WHICH NUT IS YOUR VERY FAVORITE NUT? Tell us in the comments!
I tried to list all the nuts I can think of.
In the order of my favorite:
#1 ALMONDS! I love ‘em. Have you ever had fresh almond butter? Unbelievably delicious. Almonds are fabulous toasted in the shell. Or toasted slices or slivers and put on absolutely anything.
#2 Peanuts. Well, these aren’t really nuts; they are legumes. My Dad often has roasted unshelled peanuts in his pockets to share. You can find baskets of them out on bars. People put them in Coca-Cola. I keep a jar of unsalted roasted peanuts in my pantry. Peanuts are said to be the most popular “nut” in the U.S. And who doesn’t love peanut butter? It’s crunchy for me. The crunchier the better. That means Skippy.
#3 Pecans. So yummy. Toasted. Spiced. Pies. And Butter Pecan ice cream? Come on, does it get any better than that?

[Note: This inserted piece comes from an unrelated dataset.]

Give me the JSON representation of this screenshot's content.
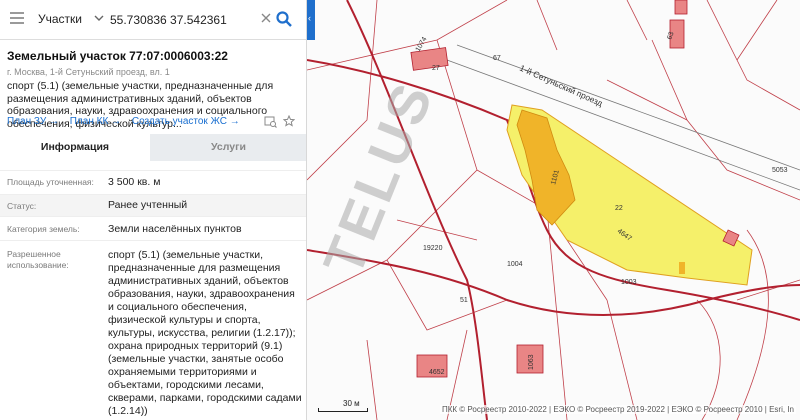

Those are my favorites.
Hazelnuts. Can you say Nutella? Yeah, I can too. I also adore coffee flavored with hazelnuts. Interestingly, most hazelnuts grown in the US are grown in Oregon. You might have already known that?
Pistachios. Again, the ice cream is quite delicious.
Walnuts. Great toasted and used as a salad topping.
Black Walnuts. These grow wild in the south, but sooo much trouble to shell. So much trouble that most people deem them UNWORTHY of the effort. I have tried, and I agree with “most people.”
Sunflower Seeds. These are nuts, right?
Brazil nuts. I don’t know. What do you think about these? I usually skip them in the mix. Eh, if you ask me. Sorry, Brazil.
Chestnuts. I like these more in theory than in reality. It’s the song, I’m sure. During the holidays, we MUST have chestnuts roasting at least once. The US imports most of the chestnuts we eat here.
Pine nuts. I think these are only good IN things, like pesto? They come from special pinecones, grown in SW US.
Cashews. Where do they come from, you ask? They sprout from the bottom of a cashew apple, the fruit of a tropical evergreen tree.
Are coconuts considered nuts? Because I do like ME some coconut. Toasted flakes, so good.
Hickory nuts. I have a ton of hickory nut trees in my woods. I’ve never heard of a person eating these, but they are edible. I’ve heard that they don’t taste good and are hard to shell. Squirrels love these. That’s a hickory nut at the beginning of this post. Here’s one a squirrel has shelled.
And here’s one a squirrel has harvested.
It is said that an abundance of nuts in fall is a sign of a cold upcoming winter. We have an abundance this year….I sure hope that means a dreamy cold and white winter.
I wanted to show you how I toast pecans, and since my nut hunt came up empty, I went to the grocery store and bought a bag of shelled pecan halves. They are about $10 a pound here.
You need three things:
Preheat oven to 350 degrees
Melt 1-2 TBSP butter
Pour over 2 cups of pecan halves
Add 1 tsp salt (+/- to taste)
Toss gently to coat the nuts
Toast at 350 degrees for 5 minutes, then toss
Toast 4-5 minutes more. (This toasting requires your undivided attention. I know, I know. I know it’s hard to give anything your undivided attention, but these go from PERFECT to BURNED in no time. So, watch.)
Sweet and Spicy Pecans
Preheat oven to 350 degrees
Melt 2 TBSP butter
Pour over 2 cups pecan halves
Add mixture of 1 TBSP sugar, ½ tsp. Ground cumin, ½ tsp. chili powder, ¼ tsp. ground red pepper, 1/8 tsp. garlic salt.
Toss gently to coat the nuts
Toast at 350 degrees for 5 minutes, then toss.
Toast 4-5 minutes more.
Until next time, Friends, savor the flavor of life! And eat your nuts!
Lots of love, The City Farmgirl in the Country, Rebekah
PS I am no longer counting the number, so please don’t ask….but another cat has showed up and is hanging out at the farm….isn’t it beautiful?